Our Thinking People Breakfasts offer market-leading insight into how organisations can make better predictions in an unpredictable world.
At our September event, we welcomed a panel of experts:
Some of the big themes to emerge highlight the opportunities and challenges around putting predictive workforce analytics into action.
Predictive analytics make for better strategy
Bold organisations embrace predictive analytics to achieve breakthrough performance. Take an example from Formula 1. Analysis of live data from cars helps drivers understand the likely impact of their decisions as different race scenarios evolve. Powerful software runs millions of possible strategies for each two-hour race – giving drivers a degree of insight they could never achieve with pure brainpower. Predictive workforce analytics does something similar – helping businesses make better decisions on people strategy than they could make with instinct alone.
Analytics give us experience beyond our years
Experience improves our judgement. In situations we’ve encountered before, we understand how different courses of action might play out. So is experience just another way of saying we recognise patterns? And what if we could share that experience with the whole team? With predictive analytics, we can. Access to analysis gives every team member better information about where different courses of action might lead and helps them make smarter decisions on optimising performance.
Learning from data-driven product design
Sensors in products now routinely send back data to manufacturers on how the product is being used. This data informs future product design so customers get something better with each new version. The same principle can help HR teams deliver better support. Workforce data can reveal how a strategy is performing, while predictive analytics can help HR professionals look ahead and understand how subtle changes to strategy can help the business achieve better results.
Spread your data net wide…
On the day Sam Allardyce lost his job as England head coach despite his 100% match record (one game, one win), we understood how misleading a single data point can be. Data from more sources, including sources beyond the organisation, makes insight more accurate.

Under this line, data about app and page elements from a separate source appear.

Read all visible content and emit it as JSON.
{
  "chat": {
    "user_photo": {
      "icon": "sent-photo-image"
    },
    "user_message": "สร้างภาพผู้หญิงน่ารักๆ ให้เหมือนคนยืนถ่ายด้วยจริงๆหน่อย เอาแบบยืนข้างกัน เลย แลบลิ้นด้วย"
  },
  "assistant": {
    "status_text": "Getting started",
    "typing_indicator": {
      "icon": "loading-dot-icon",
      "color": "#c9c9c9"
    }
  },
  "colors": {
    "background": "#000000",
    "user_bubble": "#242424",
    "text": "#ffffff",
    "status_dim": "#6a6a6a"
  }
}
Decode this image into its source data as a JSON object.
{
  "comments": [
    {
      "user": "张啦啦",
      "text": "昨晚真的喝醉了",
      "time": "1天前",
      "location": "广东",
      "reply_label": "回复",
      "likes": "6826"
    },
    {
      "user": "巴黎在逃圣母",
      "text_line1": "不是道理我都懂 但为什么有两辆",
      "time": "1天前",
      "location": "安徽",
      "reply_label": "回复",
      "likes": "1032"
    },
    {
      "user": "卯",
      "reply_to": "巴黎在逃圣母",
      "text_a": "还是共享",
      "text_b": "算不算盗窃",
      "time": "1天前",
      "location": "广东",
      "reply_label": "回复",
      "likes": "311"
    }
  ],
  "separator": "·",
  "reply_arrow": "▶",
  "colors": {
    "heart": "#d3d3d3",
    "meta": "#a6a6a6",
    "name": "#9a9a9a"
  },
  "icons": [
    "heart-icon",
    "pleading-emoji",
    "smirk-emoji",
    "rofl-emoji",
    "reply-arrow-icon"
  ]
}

Despite this, HR often depends on HR data to monitor and predict employee performance, ignoring the trail of data signals employees leave behind them as they work. KPMG monitors over 8000 different signal types to get clearer intelligence on performance. Using data from many sources, we can predict accurately which employees will leave their jobs within the next 90 days – and, within the first three months of an employee joining, the likelihood of them becoming a future star.
… but not too wide
More data is good, but not all data. Businesses, HR professionals, even Formula 1 teams must focus on data that can help answer specific questions rather than going on a general data trawl. The key question must be: how can we get maximum insight from minimum data?
Organisations seeking new data sources must resist the lure of dramatic data that seems to tell an easy story. It’s vital to make a careful appraisal. If the data supports what we already believe, it’s all too easy to suspend critical judgement and forget to ask: can we trust the data?
Data doesn’t deliver certainty
Data doesn’t make decisions – and it doesn’t deliver certainty. It helps people make decisions based on a better assessment of probability. This truth often comes up against unrealistic expectations in the boardroom. Many business leaders want certainty – and they want it fast.
The reality is that it takes time for organisations to get their data in good enough shape for meaningful analysis. And it takes time for HR teams to build or find the capabilities they need to add value through predictive analytics. As a result, HR professionals at the top table face the challenge of reframing expectations for the leadership team.
Making every person count